curriculum, also available in print. While the original paper version was published as one single volume of worksheets, and separate teaching notes in 5 volumes, these new series contain both the worksheets and the teaching notes, and are broken down by themes, to accommodate teachers who might be interested in teaching a particular topic, rather than a full blown, year-long, weather and climate curriculum. (If, however, you are only interested in the worksheets, consider downloading the student workbook. If you are interested in the entire set of teaching notes, consider downloading the "5-volume set.")
WX1 Air and Atmosphere contains a series of experiments about the properties of air and the composition of the atmosphere. It actually does not contain much weather per se -- if you want to dive straight into weather applications, consider starting with WX2 Heat and Conduction. This first series of activities proves to be useful, however, for students who have a limited background in science in general, and physics in particular, especially when it comes to states of matter and microscopic vs. macroscopic properties of solids, liquids, and gases. It allows us to get started, before we hit more challenging concepts. Here students learn about the following:

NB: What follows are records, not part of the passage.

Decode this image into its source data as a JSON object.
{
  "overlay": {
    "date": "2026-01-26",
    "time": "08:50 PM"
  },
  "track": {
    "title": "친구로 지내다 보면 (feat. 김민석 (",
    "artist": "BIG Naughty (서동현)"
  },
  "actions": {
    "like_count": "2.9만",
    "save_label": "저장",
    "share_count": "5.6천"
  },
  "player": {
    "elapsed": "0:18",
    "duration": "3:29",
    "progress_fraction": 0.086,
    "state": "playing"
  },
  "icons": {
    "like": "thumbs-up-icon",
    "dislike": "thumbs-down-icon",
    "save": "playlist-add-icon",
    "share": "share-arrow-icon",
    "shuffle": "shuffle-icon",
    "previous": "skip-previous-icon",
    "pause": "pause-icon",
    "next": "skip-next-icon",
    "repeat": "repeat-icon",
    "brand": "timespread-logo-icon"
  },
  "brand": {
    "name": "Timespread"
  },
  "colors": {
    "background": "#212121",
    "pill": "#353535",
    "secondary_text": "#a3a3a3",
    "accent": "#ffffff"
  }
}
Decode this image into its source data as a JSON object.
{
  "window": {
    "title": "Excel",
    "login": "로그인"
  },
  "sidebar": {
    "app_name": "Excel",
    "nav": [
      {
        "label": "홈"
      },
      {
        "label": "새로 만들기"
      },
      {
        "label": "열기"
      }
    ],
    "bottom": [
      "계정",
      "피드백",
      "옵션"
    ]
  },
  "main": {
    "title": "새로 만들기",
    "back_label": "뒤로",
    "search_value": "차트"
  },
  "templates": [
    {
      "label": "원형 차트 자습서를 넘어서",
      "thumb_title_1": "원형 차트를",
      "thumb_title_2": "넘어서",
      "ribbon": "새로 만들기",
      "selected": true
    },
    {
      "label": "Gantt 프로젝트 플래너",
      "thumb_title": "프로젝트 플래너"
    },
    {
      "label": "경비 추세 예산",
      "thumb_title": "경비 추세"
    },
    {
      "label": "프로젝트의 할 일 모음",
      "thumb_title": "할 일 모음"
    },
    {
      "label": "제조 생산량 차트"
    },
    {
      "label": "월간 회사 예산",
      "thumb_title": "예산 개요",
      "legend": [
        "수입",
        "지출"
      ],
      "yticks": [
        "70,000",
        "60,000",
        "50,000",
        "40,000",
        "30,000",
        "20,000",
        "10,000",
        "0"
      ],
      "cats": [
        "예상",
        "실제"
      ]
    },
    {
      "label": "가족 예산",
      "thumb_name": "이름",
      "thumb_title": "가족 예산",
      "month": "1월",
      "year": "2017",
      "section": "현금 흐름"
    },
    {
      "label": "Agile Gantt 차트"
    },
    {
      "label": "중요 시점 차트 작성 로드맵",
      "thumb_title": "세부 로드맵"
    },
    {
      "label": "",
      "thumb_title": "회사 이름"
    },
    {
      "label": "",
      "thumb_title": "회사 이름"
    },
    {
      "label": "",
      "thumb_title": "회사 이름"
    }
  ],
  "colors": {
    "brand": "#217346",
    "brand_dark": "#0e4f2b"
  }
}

- Air takes up space.
- Air has mass.
- Properties of solids, liquids, and gases (macroscopic and microscopic).
- Atoms and molecules (and molecular structure).
- Respiration and photosynthesis.
- Aristotle and Galilei (and their experiments to determine whether air has mass/weight).
- Properties of carbon dioxide (in particular its density).
- The 18th-century history of the breakdown of the composition of air (spoiler alert: someone gets guillotined!)
- The recent increase in CO2 concentration (contrasted with natural seasonal variations).
- The evolution of our atmosphere from the formation of the solar system to this day.
Students also learn to think, explain, and write in logical format, showing cause-and-effect relationships. They apply specific math concepts (graphing, axes, x- and y-increments, slope, y-intercept, line fitting, equation of a line) and practice working with percentages, fractions, ratios, and pie charts.
The first activities can be adapted for grades 2 to 5 by simplifying the discussions and explanations. Otherwise, most of the series will be well suited for grades 6 to 12, apart from the last assignment, which is written in the format of the SAT and is more appropriate in high school. I also use these worksheets as starting points and activities in professional development workshops. This particular series is a good complement/supplement to existing weather, climate, and environmental science modules, such as FOSS Air and Weather, FOSS Properties of Matter, FOSS Weather and Water, STC Weather, and It's About Time EarthComm.
All the activities are aligned with the national standards, as made explicit at the end of each activity in these Teaching Notes.
For more information, visit www.scienceofweather.org
Science of Weather
is licensed under a Creative Commons Attribution-NonCommercial-NoDerivs 3.0 Unported License